Does altruism and morality lead to socially better outcomes in strategic interactions than selfishness. We shed some light on this complex and non-trivial issue by examining a few canonical strategic interactions played by egoists, altruists and moralists. By altruists we mean people who do not only care about their own material payoffs but also about those to others, and by a moralist we mean someone who cares about own material payoff and also about what would be his or her material payoff if others were to act like himself or herself. It turns out that both altruism and morality may improve or worsen equilibrium outcomes, depending on the nature of the game. Not surprisingly, both altruism and morality improve the outcomes in standard public goods games. In infinitely repeated games, however, both altruism and morality may diminish the prospects of cooperation, and to di¤erent degrees. In coordination games, morality can eliminate socially inefficient equilibria while altruism cannot.

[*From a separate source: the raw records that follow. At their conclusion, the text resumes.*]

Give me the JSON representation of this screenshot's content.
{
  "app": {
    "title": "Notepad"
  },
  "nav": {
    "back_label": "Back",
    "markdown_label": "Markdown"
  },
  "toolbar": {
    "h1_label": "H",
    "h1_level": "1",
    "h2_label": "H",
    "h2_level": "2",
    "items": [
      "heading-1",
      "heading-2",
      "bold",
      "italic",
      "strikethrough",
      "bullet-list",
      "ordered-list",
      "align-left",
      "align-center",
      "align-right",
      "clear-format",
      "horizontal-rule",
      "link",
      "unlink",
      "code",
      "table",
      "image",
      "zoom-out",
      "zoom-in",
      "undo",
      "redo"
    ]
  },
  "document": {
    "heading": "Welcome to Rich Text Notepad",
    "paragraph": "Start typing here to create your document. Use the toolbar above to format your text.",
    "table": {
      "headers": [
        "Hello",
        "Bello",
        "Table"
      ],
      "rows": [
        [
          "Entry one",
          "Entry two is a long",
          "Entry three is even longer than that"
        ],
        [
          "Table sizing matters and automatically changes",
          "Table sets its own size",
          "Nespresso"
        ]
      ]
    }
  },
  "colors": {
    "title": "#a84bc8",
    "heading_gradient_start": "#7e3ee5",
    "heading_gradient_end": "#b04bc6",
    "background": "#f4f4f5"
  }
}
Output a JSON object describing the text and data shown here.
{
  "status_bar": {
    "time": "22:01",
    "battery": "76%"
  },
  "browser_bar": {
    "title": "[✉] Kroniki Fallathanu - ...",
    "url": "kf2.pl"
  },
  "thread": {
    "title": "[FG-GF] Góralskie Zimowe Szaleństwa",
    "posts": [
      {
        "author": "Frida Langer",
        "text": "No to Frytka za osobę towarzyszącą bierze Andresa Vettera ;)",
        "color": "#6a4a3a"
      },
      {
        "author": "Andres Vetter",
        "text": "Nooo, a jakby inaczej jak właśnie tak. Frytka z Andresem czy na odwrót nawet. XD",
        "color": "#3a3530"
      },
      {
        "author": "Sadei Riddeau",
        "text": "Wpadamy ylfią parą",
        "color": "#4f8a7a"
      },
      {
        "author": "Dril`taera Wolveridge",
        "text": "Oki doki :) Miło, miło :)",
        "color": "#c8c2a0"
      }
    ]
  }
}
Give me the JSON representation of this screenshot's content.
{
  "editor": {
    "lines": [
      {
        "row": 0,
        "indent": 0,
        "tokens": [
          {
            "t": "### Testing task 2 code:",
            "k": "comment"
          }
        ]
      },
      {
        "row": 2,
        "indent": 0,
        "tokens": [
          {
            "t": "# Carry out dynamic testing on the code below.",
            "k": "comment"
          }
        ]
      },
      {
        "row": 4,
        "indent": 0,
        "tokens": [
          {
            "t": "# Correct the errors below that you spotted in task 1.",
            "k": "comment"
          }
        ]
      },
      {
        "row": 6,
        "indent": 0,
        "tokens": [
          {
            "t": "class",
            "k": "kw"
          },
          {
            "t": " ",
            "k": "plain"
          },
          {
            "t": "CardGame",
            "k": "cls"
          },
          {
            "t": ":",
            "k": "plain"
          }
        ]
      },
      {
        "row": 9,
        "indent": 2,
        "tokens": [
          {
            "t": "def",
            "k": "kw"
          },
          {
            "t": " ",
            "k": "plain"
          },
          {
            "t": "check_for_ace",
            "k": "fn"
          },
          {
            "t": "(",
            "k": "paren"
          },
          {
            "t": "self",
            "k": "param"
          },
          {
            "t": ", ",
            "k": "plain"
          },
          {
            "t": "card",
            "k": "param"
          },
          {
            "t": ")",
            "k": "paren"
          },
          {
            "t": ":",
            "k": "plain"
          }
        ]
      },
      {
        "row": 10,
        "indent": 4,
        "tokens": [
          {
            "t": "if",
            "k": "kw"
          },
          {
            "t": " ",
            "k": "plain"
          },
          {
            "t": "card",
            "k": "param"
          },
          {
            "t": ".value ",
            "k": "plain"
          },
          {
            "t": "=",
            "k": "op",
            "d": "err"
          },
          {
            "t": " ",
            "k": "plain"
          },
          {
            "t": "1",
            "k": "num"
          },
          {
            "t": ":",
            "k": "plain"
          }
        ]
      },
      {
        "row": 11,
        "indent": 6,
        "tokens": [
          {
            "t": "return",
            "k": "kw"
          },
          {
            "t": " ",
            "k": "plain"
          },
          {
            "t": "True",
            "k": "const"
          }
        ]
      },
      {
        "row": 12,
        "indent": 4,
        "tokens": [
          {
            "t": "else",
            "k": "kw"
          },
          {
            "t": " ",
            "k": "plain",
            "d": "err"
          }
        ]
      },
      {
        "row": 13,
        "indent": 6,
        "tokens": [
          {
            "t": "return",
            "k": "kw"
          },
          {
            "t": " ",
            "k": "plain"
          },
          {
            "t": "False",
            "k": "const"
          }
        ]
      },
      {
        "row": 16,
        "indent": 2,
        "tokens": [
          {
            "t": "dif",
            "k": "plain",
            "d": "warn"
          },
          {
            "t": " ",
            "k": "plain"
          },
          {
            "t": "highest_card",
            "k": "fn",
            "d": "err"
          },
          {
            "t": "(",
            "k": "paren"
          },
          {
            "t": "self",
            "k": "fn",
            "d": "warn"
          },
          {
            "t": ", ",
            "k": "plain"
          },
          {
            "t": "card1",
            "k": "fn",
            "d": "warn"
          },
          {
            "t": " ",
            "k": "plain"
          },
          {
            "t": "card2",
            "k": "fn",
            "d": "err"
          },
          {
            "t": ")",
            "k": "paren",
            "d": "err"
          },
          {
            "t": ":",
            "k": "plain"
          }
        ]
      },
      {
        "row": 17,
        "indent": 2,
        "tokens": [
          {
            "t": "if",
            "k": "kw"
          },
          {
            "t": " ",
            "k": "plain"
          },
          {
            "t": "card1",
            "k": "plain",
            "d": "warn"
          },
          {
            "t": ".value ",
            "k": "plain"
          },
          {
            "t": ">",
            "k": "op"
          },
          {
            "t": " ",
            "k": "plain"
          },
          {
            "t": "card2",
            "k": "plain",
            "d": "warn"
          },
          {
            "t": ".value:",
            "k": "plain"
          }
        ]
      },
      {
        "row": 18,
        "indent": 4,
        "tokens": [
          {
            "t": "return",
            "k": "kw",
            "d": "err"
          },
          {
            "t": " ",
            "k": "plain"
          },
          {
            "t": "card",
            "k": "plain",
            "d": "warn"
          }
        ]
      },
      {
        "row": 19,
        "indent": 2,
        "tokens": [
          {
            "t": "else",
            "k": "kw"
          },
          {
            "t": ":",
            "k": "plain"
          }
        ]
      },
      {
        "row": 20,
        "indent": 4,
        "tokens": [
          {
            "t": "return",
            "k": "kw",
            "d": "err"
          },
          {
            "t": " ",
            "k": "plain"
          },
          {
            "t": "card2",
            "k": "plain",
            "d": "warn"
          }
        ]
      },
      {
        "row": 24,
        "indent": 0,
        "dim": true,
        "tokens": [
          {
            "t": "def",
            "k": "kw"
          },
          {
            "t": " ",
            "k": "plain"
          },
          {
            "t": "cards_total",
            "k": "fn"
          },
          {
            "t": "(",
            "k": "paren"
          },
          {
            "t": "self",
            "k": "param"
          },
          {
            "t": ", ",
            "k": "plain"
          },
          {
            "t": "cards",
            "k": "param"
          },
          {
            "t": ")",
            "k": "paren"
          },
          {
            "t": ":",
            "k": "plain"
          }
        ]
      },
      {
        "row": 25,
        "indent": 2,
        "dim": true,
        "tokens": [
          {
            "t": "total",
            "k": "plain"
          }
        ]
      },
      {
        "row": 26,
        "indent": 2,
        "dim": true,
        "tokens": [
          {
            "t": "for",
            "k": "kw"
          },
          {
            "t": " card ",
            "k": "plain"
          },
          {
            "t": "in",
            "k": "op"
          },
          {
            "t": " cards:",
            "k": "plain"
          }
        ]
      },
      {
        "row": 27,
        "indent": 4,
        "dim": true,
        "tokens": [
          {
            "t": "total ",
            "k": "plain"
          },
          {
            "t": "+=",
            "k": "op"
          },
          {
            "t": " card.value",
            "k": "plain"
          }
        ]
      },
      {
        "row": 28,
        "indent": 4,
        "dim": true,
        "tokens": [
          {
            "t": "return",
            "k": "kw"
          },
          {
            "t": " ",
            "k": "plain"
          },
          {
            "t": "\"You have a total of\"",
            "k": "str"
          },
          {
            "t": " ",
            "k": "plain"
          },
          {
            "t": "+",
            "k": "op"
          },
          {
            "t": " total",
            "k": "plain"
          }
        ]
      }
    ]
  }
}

altruism; morality; Homo moralis; repeated games; coordination games;
- C73: Stochastic and Dynamic Games • Evolutionary Games • Repeated Games
- D01: Microeconomic Behavior: Underlying Principles
- D03: Behavioral Microeconomics • Underlying Principles
IAST working paper, n. 17-69, August 2017